A unique degree
The development team collaborated with local public health leaders, including the Riverside County Public Health Department, to create a robust curriculum for the community-focused degree program.
The program’s concentration, health equity, addresses the heart of the issue in the medically underserved region. “We're focused on equity right out of the gate,” said Wolfson. “That cuts across all of our offerings, it’s baked into the curriculum, and we think that's really important--especially for serving our area.”
The program also includes interdepartmental faculty currently representing 17 departments across five colleges at UCR: the College of Natural and Agricultural Sciences (CNAS), the School of Public Policy (SPP), the College of Humanities, Arts, and Social Sciences (CHASS), the Marlan and Rosemary Bourns College of Engineering (BCOE), and of course, the School of Medicine (SOM).
“It's a real strength, the way we've been able to draw on the resources and expertise from all across campus,” Wolfson said. “That's not something you necessarily see at other schools, where it's much more contained.” Faculty members may teach courses, serve as thesis advisors, guest lecture, and more.
“The faculty involved in the MPH program are the most inspiring people I’ve met during my time at UCR,” said Moazzum Bajwa, MD, an assistant clinical professor and director of the Longitudinal Ambulatory Care Experience (LACE) Program who contributed his public health expertise to the development of the MPH program. “They represent several disciplines across UCR and each of them leads transformative community-based research and programs in the Inland Empire.”
Through the SOM’s LACE Program, all medical students already receive training in public health as well as work directly with patients in the community.

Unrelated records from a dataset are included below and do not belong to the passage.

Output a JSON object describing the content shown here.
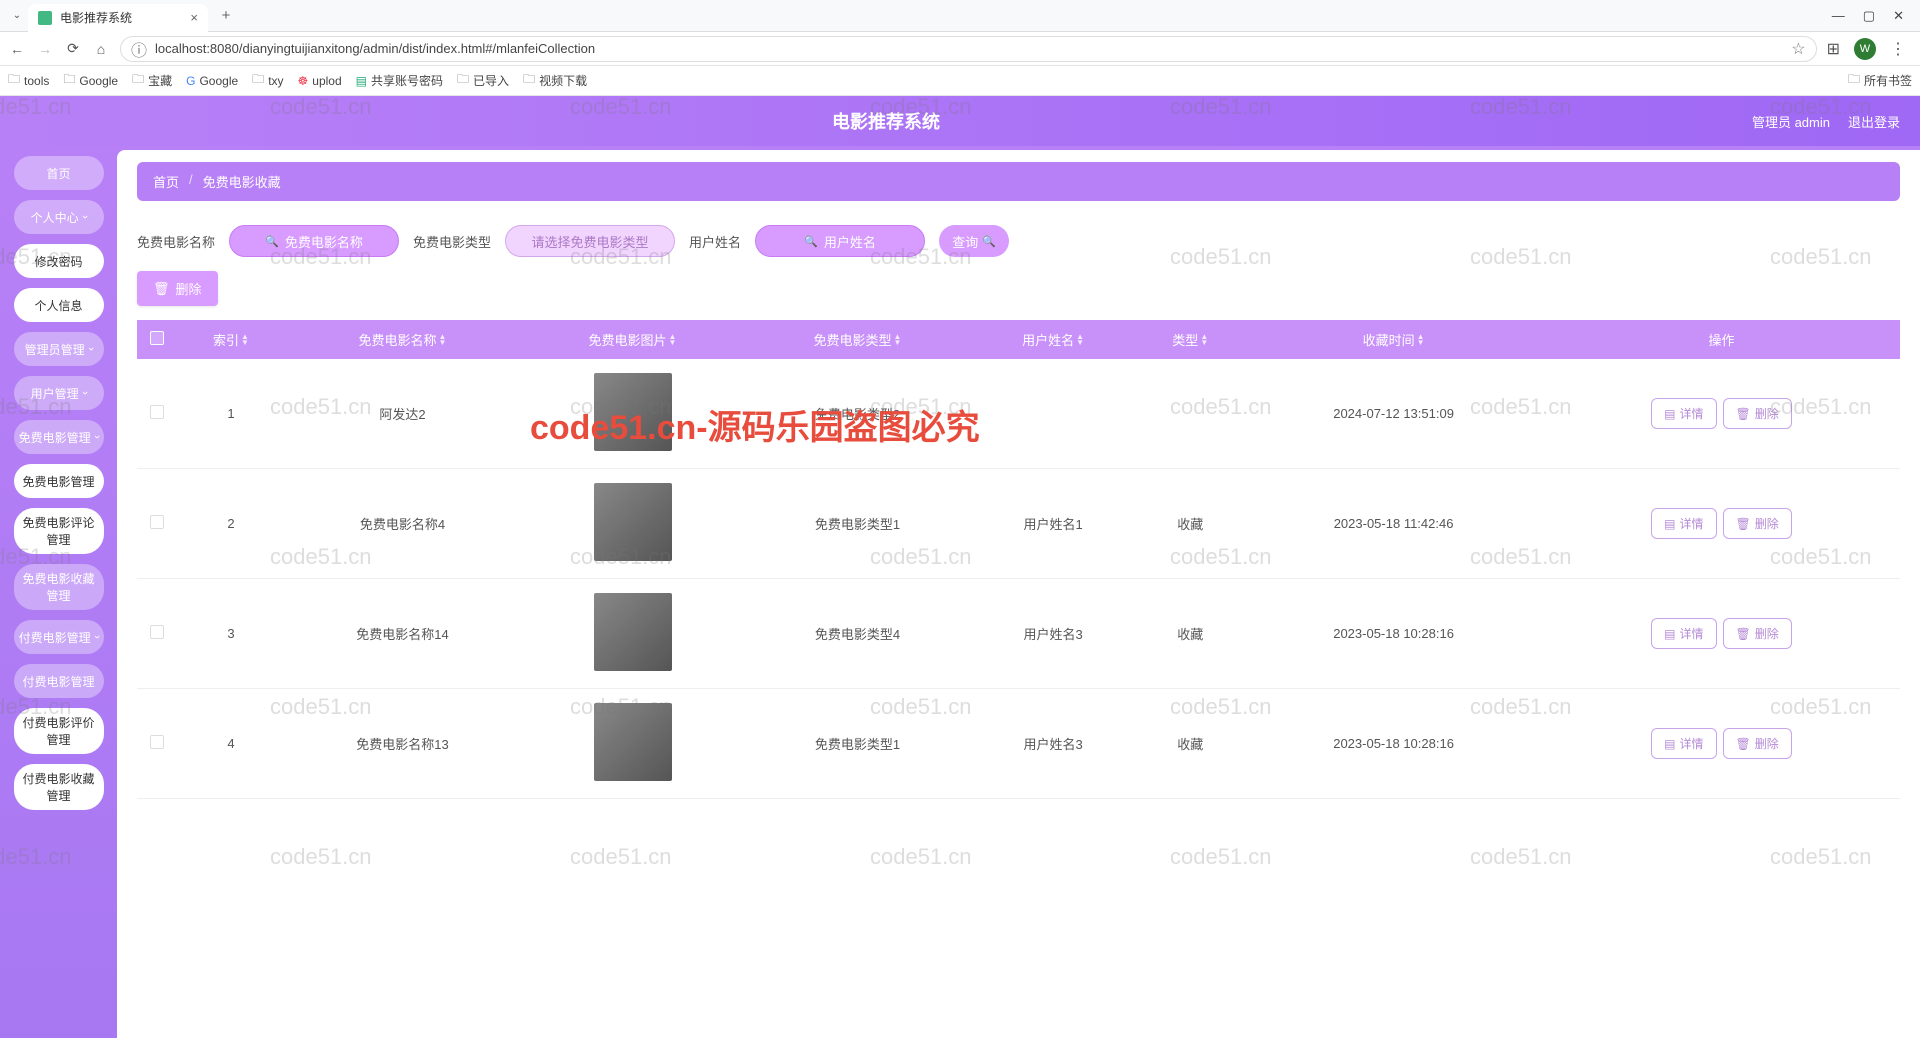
{
  "browser": {
    "tab_title": "电影推荐系统",
    "url": "localhost:8080/dianyingtuijianxitong/admin/dist/index.html#/mlanfeiCollection",
    "avatar_letter": "W",
    "bookmarks": [
      "tools",
      "Google",
      "宝藏",
      "Google",
      "txy",
      "uplod",
      "共享账号密码",
      "已导入",
      "视频下载"
    ],
    "all_bookmarks": "所有书签",
    "win": {
      "min": "—",
      "max": "▢",
      "close": "✕"
    }
  },
  "header": {
    "title": "电影推荐系统",
    "user": "管理员 admin",
    "logout": "退出登录"
  },
  "sidebar": {
    "items": [
      {
        "label": "首页",
        "cls": "lgt"
      },
      {
        "label": "个人中心",
        "cls": "lgt",
        "chev": true
      },
      {
        "label": "修改密码",
        "cls": "wht"
      },
      {
        "label": "个人信息",
        "cls": "wht"
      },
      {
        "label": "管理员管理",
        "cls": "lgt",
        "chev": true
      },
      {
        "label": "用户管理",
        "cls": "lgt",
        "chev": true
      },
      {
        "label": "免费电影管理",
        "cls": "lgt",
        "chev": true
      },
      {
        "label": "免费电影管理",
        "cls": "wht"
      },
      {
        "label": "免费电影评论管理",
        "cls": "wht"
      },
      {
        "label": "免费电影收藏管理",
        "cls": "lgt"
      },
      {
        "label": "付费电影管理",
        "cls": "lgt",
        "chev": true
      },
      {
        "label": "付费电影管理",
        "cls": "lgt"
      },
      {
        "label": "付费电影评价管理",
        "cls": "wht"
      },
      {
        "label": "付费电影收藏管理",
        "cls": "wht"
      }
    ]
  },
  "breadcrumb": {
    "home": "首页",
    "page": "免费电影收藏"
  },
  "search": {
    "lbl_name": "免费电影名称",
    "ph_name": "免费电影名称",
    "lbl_type": "免费电影类型",
    "ph_type": "请选择免费电影类型",
    "lbl_user": "用户姓名",
    "ph_user": "用户姓名",
    "btn": "查询"
  },
  "delete_btn": "删除",
  "table": {
    "cols": [
      "",
      "索引",
      "免费电影名称",
      "免费电影图片",
      "免费电影类型",
      "用户姓名",
      "类型",
      "收藏时间",
      "操作"
    ],
    "rows": [
      {
        "idx": "1",
        "name": "阿发达2",
        "type": "免费电影类型2",
        "user": "",
        "cat": "",
        "time": "2024-07-12 13:51:09"
      },
      {
        "idx": "2",
        "name": "免费电影名称4",
        "type": "免费电影类型1",
        "user": "用户姓名1",
        "cat": "收藏",
        "time": "2023-05-18 11:42:46"
      },
      {
        "idx": "3",
        "name": "免费电影名称14",
        "type": "免费电影类型4",
        "user": "用户姓名3",
        "cat": "收藏",
        "time": "2023-05-18 10:28:16"
      },
      {
        "idx": "4",
        "name": "免费电影名称13",
        "type": "免费电影类型1",
        "user": "用户姓名3",
        "cat": "收藏",
        "time": "2023-05-18 10:28:16"
      }
    ],
    "op_detail": "详情",
    "op_delete": "删除"
  },
  "watermark": {
    "repeat": "code51.cn",
    "big": "code51.cn-源码乐园盗图必究"
  }
}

Still, Bajwa wholeheartedly supported a standalone MPH program.
“One of the key public health lessons highlighted by the COVID pandemic is that health disparities disproportionately affect low-income communities as a result of generations of structural violence,” Bajwa explained. “We need to develop and maintain experts in public health who intimately understand the needs of our Inland Empire communities, and the MPH program is one of several pathways to do that.”
He continued, “I chose to work at UCR School of Medicine precisely because of that emphasis on community-based research and advocacy, and I’m confident the MPH program will expand on that in a meaningful way.”
Joining a new generation of public health scholars
UCR faculty anticipate that the program will help the community while offering a promising career path for graduates. “I think there is a growing realization of underinvestment nationwide in the public health infrastructure, so it’s a growing field,” said Wolfson. He added that the team developed the program with input from potential employers, such as the health department. “I think it'll help people build their careers and ultimately have a positive impact on the health of the population of Inland Southern California and the reduction in disparities,” he said.
Sims concluded by pointing out that it’s up to those in the local area to address local issues. “I think that's important for us to realize--nobody's going to do it except those of us who are here,” he said. It’s important to unify efforts under an MPH program, Sims continued, to “understand what's going on and how we can be a part of the solution rather than continually ignoring the problem or operating in a piecemeal way.”
“Hopefully this will produce scholars and practitioners who are sensitive to the role of community in formulating strategies for improving health and achieving health equity,” Sims added. “The goal is to train a generation of scholars who may be members of the communities but who will also engage our community in efforts to improve health.”